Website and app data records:
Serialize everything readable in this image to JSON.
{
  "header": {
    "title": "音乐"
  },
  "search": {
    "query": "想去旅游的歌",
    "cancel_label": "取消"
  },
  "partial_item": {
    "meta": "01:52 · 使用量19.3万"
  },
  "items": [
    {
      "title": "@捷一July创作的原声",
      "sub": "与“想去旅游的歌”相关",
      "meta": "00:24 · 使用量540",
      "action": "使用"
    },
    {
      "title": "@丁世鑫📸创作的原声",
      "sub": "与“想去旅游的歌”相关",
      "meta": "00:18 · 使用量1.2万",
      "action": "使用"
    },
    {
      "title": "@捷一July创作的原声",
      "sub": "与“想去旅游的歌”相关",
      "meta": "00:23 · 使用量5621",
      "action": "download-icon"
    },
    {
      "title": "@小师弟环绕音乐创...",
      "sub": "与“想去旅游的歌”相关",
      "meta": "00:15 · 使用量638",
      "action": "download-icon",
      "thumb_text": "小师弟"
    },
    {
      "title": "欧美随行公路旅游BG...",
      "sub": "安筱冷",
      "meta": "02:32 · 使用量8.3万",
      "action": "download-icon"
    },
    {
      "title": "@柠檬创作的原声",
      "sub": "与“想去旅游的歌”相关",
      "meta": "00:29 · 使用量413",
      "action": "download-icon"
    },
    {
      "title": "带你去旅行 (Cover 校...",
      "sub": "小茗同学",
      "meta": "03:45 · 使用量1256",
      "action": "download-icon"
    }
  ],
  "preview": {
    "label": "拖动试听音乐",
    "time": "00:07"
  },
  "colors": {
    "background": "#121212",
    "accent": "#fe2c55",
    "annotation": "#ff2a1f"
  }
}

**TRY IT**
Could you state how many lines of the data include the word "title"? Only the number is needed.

**RESPONSE TO THIS EXERCISE**
8